[Opening Task input section]

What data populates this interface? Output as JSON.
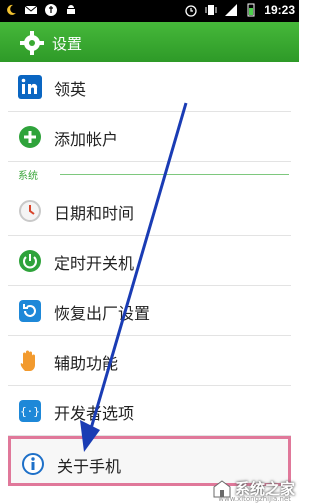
{
  "status_bar": {
    "time": "19:23",
    "icons_left": [
      "moon-icon",
      "mail-icon",
      "usb-icon",
      "android-icon"
    ],
    "icons_right": [
      "alarm-icon",
      "vibrate-icon",
      "signal-icon",
      "battery-icon"
    ]
  },
  "header": {
    "title": "设置",
    "icon": "gear-icon",
    "color": "#3aa932"
  },
  "settings": {
    "items_top": [
      {
        "label": "领英",
        "icon": "linkedin-icon"
      },
      {
        "label": "添加帐户",
        "icon": "plus-circle-icon"
      }
    ],
    "section_label": "系统",
    "items_system": [
      {
        "label": "日期和时间",
        "icon": "clock-icon"
      },
      {
        "label": "定时开关机",
        "icon": "power-icon"
      },
      {
        "label": "恢复出厂设置",
        "icon": "restore-icon"
      },
      {
        "label": "辅助功能",
        "icon": "hand-icon"
      },
      {
        "label": "开发者选项",
        "icon": "braces-icon"
      },
      {
        "label": "关于手机",
        "icon": "info-icon"
      }
    ]
  },
  "highlight_color": "#e0789a",
  "arrow_color": "#1a3cb4",
  "watermark": {
    "text": "系统之家",
    "sub": "www.xitongzhijia.net"
  }
}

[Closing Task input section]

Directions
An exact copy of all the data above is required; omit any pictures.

Solution to this task
What data populates this interface? Output as JSON.
{
  "status_bar": {
    "time": "19:23",
    "icons_left": [
      "moon-icon",
      "mail-icon",
      "usb-icon",
      "android-icon"
    ],
    "icons_right": [
      "alarm-icon",
      "vibrate-icon",
      "signal-icon",
      "battery-icon"
    ]
  },
  "header": {
    "title": "设置",
    "icon": "gear-icon",
    "color": "#3aa932"
  },
  "settings": {
    "items_top": [
      {
        "label": "领英",
        "icon": "linkedin-icon"
      },
      {
        "label": "添加帐户",
        "icon": "plus-circle-icon"
      }
    ],
    "section_label": "系统",
    "items_system": [
      {
        "label": "日期和时间",
        "icon": "clock-icon"
      },
      {
        "label": "定时开关机",
        "icon": "power-icon"
      },
      {
        "label": "恢复出厂设置",
        "icon": "restore-icon"
      },
      {
        "label": "辅助功能",
        "icon": "hand-icon"
      },
      {
        "label": "开发者选项",
        "icon": "braces-icon"
      },
      {
        "label": "关于手机",
        "icon": "info-icon"
      }
    ]
  },
  "highlight_color": "#e0789a",
  "arrow_color": "#1a3cb4",
  "watermark": {
    "text": "系统之家",
    "sub": "www.xitongzhijia.net"
  }
}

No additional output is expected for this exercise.